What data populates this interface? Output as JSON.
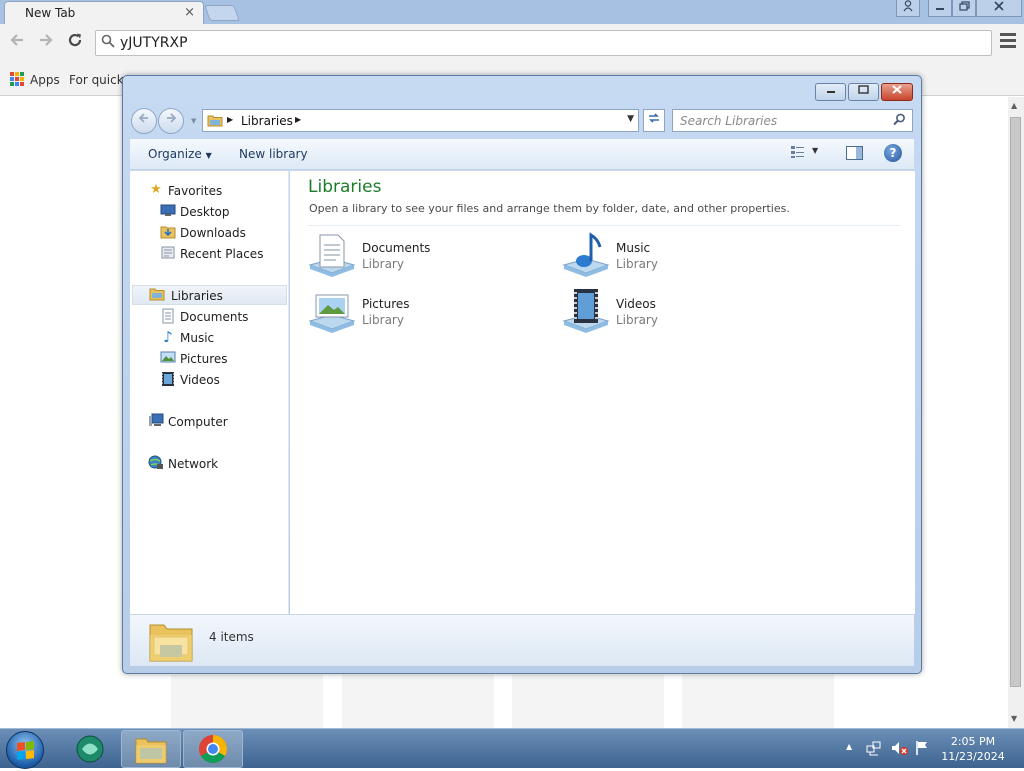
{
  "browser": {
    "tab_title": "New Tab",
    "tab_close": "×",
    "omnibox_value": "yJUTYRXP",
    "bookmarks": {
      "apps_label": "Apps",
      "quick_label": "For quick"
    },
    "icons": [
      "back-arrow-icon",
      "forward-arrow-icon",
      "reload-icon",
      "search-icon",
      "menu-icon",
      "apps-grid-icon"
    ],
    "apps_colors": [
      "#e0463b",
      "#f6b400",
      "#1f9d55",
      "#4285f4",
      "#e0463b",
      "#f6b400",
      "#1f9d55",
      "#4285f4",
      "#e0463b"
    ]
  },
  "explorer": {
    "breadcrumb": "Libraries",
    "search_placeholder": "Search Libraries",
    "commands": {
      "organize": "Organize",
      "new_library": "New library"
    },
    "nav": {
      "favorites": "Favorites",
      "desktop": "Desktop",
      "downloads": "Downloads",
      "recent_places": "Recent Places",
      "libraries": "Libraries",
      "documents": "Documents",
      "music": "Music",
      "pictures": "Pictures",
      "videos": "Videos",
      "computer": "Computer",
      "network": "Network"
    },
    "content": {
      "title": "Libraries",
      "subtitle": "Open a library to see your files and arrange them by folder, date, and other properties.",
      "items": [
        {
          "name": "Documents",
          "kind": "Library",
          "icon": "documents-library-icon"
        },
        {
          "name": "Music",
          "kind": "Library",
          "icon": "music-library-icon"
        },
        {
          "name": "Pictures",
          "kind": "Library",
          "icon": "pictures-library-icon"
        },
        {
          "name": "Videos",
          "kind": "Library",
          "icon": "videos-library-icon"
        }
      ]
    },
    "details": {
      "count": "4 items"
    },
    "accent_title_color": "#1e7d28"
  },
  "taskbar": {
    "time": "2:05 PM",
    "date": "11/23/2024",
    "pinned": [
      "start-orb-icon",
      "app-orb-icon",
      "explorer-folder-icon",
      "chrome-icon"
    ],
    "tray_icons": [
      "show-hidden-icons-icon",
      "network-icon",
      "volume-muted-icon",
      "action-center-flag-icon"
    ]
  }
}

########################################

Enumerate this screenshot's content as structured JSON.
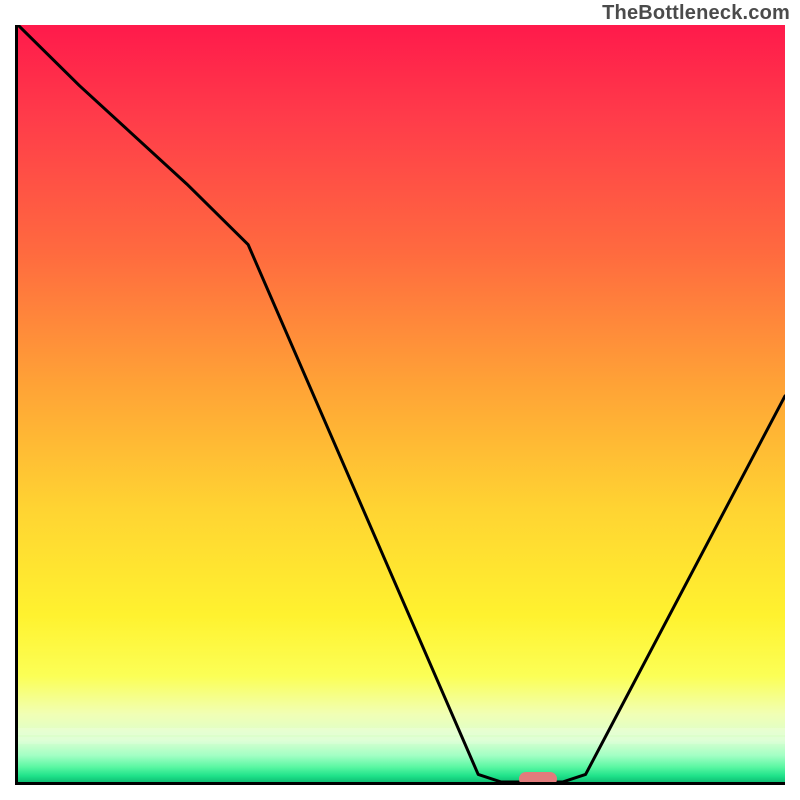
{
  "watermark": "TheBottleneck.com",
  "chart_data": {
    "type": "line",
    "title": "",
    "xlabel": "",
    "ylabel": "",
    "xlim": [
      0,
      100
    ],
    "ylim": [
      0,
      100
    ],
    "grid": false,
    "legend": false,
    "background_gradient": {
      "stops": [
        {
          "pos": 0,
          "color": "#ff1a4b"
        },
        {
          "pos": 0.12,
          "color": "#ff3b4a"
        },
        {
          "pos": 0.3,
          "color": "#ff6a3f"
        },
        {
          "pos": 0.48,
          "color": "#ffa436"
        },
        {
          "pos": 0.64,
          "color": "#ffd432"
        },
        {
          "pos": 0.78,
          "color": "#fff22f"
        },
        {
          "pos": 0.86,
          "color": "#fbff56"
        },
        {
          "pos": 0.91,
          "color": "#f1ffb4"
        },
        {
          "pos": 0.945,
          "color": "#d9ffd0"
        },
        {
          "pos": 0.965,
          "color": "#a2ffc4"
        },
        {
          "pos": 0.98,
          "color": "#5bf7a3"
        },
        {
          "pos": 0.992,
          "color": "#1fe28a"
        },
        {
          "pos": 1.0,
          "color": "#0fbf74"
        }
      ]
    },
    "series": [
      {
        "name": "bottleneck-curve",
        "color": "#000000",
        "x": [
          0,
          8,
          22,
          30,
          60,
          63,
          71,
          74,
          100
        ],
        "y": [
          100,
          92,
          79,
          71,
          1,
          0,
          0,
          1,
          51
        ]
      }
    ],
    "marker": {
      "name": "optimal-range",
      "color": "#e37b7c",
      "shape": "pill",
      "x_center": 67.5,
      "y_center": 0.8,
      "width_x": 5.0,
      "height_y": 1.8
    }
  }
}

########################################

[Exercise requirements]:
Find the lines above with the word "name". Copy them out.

[Result for this exercise]:
          "name": "Documents",
          "name": "Music",
          "name": "Pictures",
          "name": "Videos",
        "name": "bottleneck-curve",
      "name": "optimal-range",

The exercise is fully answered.